BRIEF:
Which lines below hold the word "можно"? Copy all of them.

Interface dataset entries:
******
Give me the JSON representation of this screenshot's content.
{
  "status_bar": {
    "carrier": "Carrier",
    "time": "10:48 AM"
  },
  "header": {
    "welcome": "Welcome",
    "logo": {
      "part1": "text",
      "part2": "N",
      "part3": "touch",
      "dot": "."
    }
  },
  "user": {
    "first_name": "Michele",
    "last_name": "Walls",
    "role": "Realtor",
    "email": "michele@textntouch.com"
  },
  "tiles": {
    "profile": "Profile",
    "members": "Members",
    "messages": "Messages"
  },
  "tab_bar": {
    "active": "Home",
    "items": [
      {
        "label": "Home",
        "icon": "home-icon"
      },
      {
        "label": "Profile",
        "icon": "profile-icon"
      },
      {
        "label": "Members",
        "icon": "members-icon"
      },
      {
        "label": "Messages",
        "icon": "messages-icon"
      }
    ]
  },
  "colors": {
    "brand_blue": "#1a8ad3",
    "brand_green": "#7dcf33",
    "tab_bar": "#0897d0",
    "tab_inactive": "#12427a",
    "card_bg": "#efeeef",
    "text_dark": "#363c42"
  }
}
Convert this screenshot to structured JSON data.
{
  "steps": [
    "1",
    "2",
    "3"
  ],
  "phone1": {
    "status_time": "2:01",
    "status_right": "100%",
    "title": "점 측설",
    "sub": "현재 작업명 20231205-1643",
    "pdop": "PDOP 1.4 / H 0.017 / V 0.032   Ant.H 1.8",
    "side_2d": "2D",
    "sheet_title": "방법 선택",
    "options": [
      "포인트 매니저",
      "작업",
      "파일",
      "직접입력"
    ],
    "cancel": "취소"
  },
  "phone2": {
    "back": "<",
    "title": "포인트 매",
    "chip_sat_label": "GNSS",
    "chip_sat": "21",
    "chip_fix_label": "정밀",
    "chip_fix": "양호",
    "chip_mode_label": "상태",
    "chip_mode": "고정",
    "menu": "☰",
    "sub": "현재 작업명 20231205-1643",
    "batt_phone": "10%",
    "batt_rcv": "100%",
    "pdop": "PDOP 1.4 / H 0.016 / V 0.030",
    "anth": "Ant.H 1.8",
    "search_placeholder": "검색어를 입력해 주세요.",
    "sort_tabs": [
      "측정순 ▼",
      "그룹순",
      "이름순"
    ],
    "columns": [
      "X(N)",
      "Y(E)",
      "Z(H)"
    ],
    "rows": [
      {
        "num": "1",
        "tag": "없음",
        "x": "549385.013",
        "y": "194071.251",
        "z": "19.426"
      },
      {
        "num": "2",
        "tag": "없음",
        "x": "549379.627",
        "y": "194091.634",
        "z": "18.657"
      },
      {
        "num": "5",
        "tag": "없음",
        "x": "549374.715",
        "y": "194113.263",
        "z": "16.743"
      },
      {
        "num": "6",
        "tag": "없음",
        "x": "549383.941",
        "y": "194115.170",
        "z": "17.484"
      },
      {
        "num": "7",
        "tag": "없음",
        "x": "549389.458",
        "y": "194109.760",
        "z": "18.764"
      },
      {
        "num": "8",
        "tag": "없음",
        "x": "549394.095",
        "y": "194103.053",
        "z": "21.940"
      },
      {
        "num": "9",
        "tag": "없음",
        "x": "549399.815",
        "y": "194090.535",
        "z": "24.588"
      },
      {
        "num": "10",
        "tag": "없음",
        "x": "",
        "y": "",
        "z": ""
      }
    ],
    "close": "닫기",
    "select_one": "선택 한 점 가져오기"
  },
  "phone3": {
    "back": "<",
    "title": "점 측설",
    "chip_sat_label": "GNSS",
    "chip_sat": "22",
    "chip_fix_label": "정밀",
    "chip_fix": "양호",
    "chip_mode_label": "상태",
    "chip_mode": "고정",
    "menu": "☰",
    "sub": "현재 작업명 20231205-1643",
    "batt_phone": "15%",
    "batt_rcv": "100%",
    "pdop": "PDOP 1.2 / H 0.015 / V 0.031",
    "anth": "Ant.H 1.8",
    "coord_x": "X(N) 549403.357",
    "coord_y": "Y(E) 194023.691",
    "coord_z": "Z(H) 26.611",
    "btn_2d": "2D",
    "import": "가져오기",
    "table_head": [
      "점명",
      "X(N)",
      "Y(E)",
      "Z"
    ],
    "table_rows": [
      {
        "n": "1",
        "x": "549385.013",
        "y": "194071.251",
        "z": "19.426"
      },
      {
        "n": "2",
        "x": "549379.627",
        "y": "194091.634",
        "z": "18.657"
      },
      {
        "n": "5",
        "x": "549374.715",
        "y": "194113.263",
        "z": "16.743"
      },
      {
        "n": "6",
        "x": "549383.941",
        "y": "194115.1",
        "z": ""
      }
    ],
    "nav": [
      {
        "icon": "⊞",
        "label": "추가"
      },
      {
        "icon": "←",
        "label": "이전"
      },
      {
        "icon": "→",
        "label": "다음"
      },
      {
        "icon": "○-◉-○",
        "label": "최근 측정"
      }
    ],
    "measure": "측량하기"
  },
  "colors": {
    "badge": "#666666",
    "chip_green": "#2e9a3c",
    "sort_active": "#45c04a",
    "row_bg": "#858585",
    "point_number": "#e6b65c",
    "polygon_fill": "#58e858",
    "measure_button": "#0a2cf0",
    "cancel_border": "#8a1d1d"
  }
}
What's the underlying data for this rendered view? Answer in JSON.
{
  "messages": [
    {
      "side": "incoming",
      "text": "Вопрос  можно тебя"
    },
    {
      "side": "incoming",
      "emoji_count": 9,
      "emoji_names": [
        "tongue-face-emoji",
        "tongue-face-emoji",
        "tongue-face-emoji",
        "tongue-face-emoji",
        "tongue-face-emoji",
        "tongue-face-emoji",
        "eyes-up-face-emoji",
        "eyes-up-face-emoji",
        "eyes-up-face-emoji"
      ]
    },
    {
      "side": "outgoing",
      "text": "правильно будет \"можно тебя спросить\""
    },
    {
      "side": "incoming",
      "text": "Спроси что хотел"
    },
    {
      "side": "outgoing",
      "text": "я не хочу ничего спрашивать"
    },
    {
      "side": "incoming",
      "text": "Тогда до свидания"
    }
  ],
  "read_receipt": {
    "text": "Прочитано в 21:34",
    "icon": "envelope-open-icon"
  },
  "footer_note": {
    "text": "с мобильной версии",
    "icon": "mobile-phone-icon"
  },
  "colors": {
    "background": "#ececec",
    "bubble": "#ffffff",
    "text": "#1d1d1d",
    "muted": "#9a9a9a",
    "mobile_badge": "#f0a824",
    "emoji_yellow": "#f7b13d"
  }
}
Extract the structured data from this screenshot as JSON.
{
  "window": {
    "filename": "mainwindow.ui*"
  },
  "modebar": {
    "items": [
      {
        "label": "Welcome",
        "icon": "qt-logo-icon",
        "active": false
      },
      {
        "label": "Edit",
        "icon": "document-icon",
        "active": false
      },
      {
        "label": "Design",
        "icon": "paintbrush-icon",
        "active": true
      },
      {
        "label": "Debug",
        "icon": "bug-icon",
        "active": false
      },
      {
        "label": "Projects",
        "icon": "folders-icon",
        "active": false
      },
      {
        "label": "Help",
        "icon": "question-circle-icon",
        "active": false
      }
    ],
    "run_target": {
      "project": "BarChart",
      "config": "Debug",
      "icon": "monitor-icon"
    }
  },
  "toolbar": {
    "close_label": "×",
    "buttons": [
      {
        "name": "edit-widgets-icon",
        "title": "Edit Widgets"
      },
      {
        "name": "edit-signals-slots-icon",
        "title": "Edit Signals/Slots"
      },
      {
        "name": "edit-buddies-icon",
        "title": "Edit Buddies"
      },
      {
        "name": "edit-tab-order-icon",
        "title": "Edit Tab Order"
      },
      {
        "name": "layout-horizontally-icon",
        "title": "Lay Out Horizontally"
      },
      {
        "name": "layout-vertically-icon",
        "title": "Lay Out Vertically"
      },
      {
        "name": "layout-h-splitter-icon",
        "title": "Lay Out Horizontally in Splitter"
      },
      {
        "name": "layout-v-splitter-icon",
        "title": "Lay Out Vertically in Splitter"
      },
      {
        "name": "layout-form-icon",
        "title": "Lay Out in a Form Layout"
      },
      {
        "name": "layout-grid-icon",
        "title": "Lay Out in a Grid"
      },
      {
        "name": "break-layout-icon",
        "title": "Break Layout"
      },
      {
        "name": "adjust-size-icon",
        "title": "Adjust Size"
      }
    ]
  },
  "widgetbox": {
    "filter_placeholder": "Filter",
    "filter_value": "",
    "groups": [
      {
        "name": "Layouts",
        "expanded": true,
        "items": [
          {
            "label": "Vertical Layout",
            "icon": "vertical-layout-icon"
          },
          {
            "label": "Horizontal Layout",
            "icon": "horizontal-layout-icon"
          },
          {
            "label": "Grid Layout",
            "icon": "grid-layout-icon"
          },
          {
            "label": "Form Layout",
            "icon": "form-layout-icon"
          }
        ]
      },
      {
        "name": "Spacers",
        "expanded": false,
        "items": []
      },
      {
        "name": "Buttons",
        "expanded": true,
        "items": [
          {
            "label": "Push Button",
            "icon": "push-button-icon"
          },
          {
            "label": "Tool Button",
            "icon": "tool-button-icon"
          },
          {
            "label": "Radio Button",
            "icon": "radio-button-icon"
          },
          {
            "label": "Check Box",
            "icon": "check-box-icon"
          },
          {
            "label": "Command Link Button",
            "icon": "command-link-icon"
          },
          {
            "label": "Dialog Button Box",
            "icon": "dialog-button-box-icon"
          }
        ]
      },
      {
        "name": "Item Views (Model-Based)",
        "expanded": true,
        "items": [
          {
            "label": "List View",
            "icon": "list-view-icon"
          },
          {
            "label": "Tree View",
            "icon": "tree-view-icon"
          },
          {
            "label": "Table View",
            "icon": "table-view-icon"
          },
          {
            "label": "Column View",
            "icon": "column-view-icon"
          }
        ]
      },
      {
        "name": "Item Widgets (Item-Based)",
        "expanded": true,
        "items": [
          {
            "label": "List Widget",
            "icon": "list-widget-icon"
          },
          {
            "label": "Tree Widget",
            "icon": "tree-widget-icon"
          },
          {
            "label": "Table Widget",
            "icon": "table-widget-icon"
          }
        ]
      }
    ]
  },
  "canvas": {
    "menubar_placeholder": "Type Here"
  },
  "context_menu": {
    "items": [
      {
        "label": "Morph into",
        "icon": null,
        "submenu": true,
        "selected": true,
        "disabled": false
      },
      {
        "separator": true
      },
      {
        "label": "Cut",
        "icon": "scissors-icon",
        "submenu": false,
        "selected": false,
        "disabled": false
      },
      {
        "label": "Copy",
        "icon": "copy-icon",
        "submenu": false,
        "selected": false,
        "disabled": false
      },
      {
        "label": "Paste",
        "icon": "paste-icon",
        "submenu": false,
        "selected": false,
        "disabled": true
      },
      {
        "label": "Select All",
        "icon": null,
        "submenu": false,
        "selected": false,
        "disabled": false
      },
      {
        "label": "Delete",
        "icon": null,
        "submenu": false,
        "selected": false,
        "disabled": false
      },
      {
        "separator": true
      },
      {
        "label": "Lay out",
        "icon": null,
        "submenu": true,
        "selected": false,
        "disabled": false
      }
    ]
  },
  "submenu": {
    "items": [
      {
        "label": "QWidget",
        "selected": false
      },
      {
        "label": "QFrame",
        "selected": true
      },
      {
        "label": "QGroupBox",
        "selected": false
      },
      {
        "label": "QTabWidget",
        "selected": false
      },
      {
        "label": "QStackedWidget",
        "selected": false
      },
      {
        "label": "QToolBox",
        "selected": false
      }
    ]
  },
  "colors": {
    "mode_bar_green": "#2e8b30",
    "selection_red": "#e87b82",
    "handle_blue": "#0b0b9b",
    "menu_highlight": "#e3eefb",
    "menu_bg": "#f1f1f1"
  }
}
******
SOLUTION FOR THIS PROBLEM:
      "text": "Вопрос  можно тебя"
      "text": "правильно будет \"можно тебя спросить\""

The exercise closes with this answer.